━━━━━ ENTRIES PROVIDED
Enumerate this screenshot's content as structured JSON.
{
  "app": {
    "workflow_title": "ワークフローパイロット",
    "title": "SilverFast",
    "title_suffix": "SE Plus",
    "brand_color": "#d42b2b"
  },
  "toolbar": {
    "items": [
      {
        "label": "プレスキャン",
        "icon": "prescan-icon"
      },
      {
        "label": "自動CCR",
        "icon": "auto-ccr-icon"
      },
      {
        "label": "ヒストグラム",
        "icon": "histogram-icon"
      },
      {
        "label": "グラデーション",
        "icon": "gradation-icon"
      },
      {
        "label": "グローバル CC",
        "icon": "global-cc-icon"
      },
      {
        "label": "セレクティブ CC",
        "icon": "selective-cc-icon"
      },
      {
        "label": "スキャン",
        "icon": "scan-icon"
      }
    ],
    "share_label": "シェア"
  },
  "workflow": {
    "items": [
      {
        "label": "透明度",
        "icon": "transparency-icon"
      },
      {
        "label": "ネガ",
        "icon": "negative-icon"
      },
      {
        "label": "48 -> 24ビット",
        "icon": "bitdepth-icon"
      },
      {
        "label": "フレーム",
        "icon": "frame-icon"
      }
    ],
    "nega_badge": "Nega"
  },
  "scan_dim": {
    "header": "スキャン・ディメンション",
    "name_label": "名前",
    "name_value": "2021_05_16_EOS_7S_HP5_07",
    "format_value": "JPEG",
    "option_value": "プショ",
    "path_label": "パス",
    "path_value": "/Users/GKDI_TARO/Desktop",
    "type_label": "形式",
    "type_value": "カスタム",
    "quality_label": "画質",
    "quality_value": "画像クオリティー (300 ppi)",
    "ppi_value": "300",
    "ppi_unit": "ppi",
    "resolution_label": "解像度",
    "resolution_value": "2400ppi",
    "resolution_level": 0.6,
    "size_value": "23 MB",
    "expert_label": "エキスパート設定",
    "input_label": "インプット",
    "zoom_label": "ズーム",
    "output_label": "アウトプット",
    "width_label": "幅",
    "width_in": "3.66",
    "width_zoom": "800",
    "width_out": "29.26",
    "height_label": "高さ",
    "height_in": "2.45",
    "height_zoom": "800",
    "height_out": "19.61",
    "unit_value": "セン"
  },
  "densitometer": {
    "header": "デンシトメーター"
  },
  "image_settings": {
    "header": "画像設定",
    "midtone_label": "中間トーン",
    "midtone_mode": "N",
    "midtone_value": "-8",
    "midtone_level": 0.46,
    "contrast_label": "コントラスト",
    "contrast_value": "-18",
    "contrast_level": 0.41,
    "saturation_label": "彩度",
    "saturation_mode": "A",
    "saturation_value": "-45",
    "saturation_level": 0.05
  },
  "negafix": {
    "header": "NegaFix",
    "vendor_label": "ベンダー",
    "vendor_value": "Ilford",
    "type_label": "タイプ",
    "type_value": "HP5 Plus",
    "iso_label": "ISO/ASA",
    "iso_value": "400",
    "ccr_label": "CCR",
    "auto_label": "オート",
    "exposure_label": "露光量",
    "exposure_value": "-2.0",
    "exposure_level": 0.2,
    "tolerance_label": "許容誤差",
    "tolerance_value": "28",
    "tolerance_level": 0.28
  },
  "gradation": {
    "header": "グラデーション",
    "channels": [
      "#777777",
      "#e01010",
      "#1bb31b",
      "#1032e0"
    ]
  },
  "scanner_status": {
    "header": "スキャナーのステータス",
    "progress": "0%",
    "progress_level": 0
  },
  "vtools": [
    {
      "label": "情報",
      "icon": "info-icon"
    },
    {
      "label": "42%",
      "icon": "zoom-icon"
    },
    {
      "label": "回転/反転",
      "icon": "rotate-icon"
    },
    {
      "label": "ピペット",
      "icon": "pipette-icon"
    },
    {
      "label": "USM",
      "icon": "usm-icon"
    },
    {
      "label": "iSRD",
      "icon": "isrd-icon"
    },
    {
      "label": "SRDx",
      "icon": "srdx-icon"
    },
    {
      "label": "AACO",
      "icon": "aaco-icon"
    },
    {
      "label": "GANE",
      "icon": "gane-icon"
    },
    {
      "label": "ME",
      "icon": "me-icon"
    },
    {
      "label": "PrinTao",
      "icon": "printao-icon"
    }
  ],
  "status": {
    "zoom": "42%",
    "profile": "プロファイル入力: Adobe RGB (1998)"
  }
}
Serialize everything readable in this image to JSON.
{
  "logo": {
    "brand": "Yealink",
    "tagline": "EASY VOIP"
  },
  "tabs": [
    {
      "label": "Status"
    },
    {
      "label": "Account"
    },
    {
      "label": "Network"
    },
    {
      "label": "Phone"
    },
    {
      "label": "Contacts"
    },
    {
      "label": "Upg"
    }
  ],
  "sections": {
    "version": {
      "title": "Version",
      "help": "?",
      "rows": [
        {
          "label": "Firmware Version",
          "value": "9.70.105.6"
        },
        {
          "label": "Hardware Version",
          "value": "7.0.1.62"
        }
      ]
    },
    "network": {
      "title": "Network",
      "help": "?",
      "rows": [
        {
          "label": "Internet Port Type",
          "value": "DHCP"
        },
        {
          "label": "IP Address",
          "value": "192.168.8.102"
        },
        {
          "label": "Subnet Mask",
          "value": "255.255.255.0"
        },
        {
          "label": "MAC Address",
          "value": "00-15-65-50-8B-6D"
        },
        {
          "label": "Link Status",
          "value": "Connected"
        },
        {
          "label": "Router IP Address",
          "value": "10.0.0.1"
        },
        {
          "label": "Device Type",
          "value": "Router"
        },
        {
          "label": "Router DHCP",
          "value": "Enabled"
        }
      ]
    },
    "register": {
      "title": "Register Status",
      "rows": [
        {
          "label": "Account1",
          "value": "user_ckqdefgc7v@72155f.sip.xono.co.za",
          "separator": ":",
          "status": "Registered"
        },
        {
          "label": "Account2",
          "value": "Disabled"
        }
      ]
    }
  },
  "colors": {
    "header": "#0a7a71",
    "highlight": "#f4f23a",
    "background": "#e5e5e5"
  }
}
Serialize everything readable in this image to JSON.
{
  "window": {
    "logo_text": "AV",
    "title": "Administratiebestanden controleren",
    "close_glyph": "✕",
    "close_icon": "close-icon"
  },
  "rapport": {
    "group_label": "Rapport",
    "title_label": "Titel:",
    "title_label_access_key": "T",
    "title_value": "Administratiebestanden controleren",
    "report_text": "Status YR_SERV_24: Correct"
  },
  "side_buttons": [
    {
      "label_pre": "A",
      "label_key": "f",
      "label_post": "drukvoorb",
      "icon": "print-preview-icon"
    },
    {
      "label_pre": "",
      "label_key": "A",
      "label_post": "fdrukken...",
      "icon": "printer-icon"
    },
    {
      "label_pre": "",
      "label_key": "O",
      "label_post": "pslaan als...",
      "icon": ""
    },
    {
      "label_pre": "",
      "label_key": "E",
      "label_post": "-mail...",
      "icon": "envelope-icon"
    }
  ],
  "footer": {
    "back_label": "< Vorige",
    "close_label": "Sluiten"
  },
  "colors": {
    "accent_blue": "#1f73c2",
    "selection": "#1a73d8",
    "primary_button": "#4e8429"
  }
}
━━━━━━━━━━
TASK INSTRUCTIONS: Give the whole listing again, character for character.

SOLUTION BELOW:
Enumerate this screenshot's content as structured JSON.
{
  "app": {
    "workflow_title": "ワークフローパイロット",
    "title": "SilverFast",
    "title_suffix": "SE Plus",
    "brand_color": "#d42b2b"
  },
  "toolbar": {
    "items": [
      {
        "label": "プレスキャン",
        "icon": "prescan-icon"
      },
      {
        "label": "自動CCR",
        "icon": "auto-ccr-icon"
      },
      {
        "label": "ヒストグラム",
        "icon": "histogram-icon"
      },
      {
        "label": "グラデーション",
        "icon": "gradation-icon"
      },
      {
        "label": "グローバル CC",
        "icon": "global-cc-icon"
      },
      {
        "label": "セレクティブ CC",
        "icon": "selective-cc-icon"
      },
      {
        "label": "スキャン",
        "icon": "scan-icon"
      }
    ],
    "share_label": "シェア"
  },
  "workflow": {
    "items": [
      {
        "label": "透明度",
        "icon": "transparency-icon"
      },
      {
        "label": "ネガ",
        "icon": "negative-icon"
      },
      {
        "label": "48 -> 24ビット",
        "icon": "bitdepth-icon"
      },
      {
        "label": "フレーム",
        "icon": "frame-icon"
      }
    ],
    "nega_badge": "Nega"
  },
  "scan_dim": {
    "header": "スキャン・ディメンション",
    "name_label": "名前",
    "name_value": "2021_05_16_EOS_7S_HP5_07",
    "format_value": "JPEG",
    "option_value": "プショ",
    "path_label": "パス",
    "path_value": "/Users/GKDI_TARO/Desktop",
    "type_label": "形式",
    "type_value": "カスタム",
    "quality_label": "画質",
    "quality_value": "画像クオリティー (300 ppi)",
    "ppi_value": "300",
    "ppi_unit": "ppi",
    "resolution_label": "解像度",
    "resolution_value": "2400ppi",
    "resolution_level": 0.6,
    "size_value": "23 MB",
    "expert_label": "エキスパート設定",
    "input_label": "インプット",
    "zoom_label": "ズーム",
    "output_label": "アウトプット",
    "width_label": "幅",
    "width_in": "3.66",
    "width_zoom": "800",
    "width_out": "29.26",
    "height_label": "高さ",
    "height_in": "2.45",
    "height_zoom": "800",
    "height_out": "19.61",
    "unit_value": "セン"
  },
  "densitometer": {
    "header": "デンシトメーター"
  },
  "image_settings": {
    "header": "画像設定",
    "midtone_label": "中間トーン",
    "midtone_mode": "N",
    "midtone_value": "-8",
    "midtone_level": 0.46,
    "contrast_label": "コントラスト",
    "contrast_value": "-18",
    "contrast_level": 0.41,
    "saturation_label": "彩度",
    "saturation_mode": "A",
    "saturation_value": "-45",
    "saturation_level": 0.05
  },
  "negafix": {
    "header": "NegaFix",
    "vendor_label": "ベンダー",
    "vendor_value": "Ilford",
    "type_label": "タイプ",
    "type_value": "HP5 Plus",
    "iso_label": "ISO/ASA",
    "iso_value": "400",
    "ccr_label": "CCR",
    "auto_label": "オート",
    "exposure_label": "露光量",
    "exposure_value": "-2.0",
    "exposure_level": 0.2,
    "tolerance_label": "許容誤差",
    "tolerance_value": "28",
    "tolerance_level": 0.28
  },
  "gradation": {
    "header": "グラデーション",
    "channels": [
      "#777777",
      "#e01010",
      "#1bb31b",
      "#1032e0"
    ]
  },
  "scanner_status": {
    "header": "スキャナーのステータス",
    "progress": "0%",
    "progress_level": 0
  },
  "vtools": [
    {
      "label": "情報",
      "icon": "info-icon"
    },
    {
      "label": "42%",
      "icon": "zoom-icon"
    },
    {
      "label": "回転/反転",
      "icon": "rotate-icon"
    },
    {
      "label": "ピペット",
      "icon": "pipette-icon"
    },
    {
      "label": "USM",
      "icon": "usm-icon"
    },
    {
      "label": "iSRD",
      "icon": "isrd-icon"
    },
    {
      "label": "SRDx",
      "icon": "srdx-icon"
    },
    {
      "label": "AACO",
      "icon": "aaco-icon"
    },
    {
      "label": "GANE",
      "icon": "gane-icon"
    },
    {
      "label": "ME",
      "icon": "me-icon"
    },
    {
      "label": "PrinTao",
      "icon": "printao-icon"
    }
  ],
  "status": {
    "zoom": "42%",
    "profile": "プロファイル入力: Adobe RGB (1998)"
  }
}
Serialize everything readable in this image to JSON.
{
  "logo": {
    "brand": "Yealink",
    "tagline": "EASY VOIP"
  },
  "tabs": [
    {
      "label": "Status"
    },
    {
      "label": "Account"
    },
    {
      "label": "Network"
    },
    {
      "label": "Phone"
    },
    {
      "label": "Contacts"
    },
    {
      "label": "Upg"
    }
  ],
  "sections": {
    "version": {
      "title": "Version",
      "help": "?",
      "rows": [
        {
          "label": "Firmware Version",
          "value": "9.70.105.6"
        },
        {
          "label": "Hardware Version",
          "value": "7.0.1.62"
        }
      ]
    },
    "network": {
      "title": "Network",
      "help": "?",
      "rows": [
        {
          "label": "Internet Port Type",
          "value": "DHCP"
        },
        {
          "label": "IP Address",
          "value": "192.168.8.102"
        },
        {
          "label": "Subnet Mask",
          "value": "255.255.255.0"
        },
        {
          "label": "MAC Address",
          "value": "00-15-65-50-8B-6D"
        },
        {
          "label": "Link Status",
          "value": "Connected"
        },
        {
          "label": "Router IP Address",
          "value": "10.0.0.1"
        },
        {
          "label": "Device Type",
          "value": "Router"
        },
        {
          "label": "Router DHCP",
          "value": "Enabled"
        }
      ]
    },
    "register": {
      "title": "Register Status",
      "rows": [
        {
          "label": "Account1",
          "value": "user_ckqdefgc7v@72155f.sip.xono.co.za",
          "separator": ":",
          "status": "Registered"
        },
        {
          "label": "Account2",
          "value": "Disabled"
        }
      ]
    }
  },
  "colors": {
    "header": "#0a7a71",
    "highlight": "#f4f23a",
    "background": "#e5e5e5"
  }
}
Serialize everything readable in this image to JSON.
{
  "window": {
    "logo_text": "AV",
    "title": "Administratiebestanden controleren",
    "close_glyph": "✕",
    "close_icon": "close-icon"
  },
  "rapport": {
    "group_label": "Rapport",
    "title_label": "Titel:",
    "title_label_access_key": "T",
    "title_value": "Administratiebestanden controleren",
    "report_text": "Status YR_SERV_24: Correct"
  },
  "side_buttons": [
    {
      "label_pre": "A",
      "label_key": "f",
      "label_post": "drukvoorb",
      "icon": "print-preview-icon"
    },
    {
      "label_pre": "",
      "label_key": "A",
      "label_post": "fdrukken...",
      "icon": "printer-icon"
    },
    {
      "label_pre": "",
      "label_key": "O",
      "label_post": "pslaan als...",
      "icon": ""
    },
    {
      "label_pre": "",
      "label_key": "E",
      "label_post": "-mail...",
      "icon": "envelope-icon"
    }
  ],
  "footer": {
    "back_label": "< Vorige",
    "close_label": "Sluiten"
  },
  "colors": {
    "accent_blue": "#1f73c2",
    "selection": "#1a73d8",
    "primary_button": "#4e8429"
  }
}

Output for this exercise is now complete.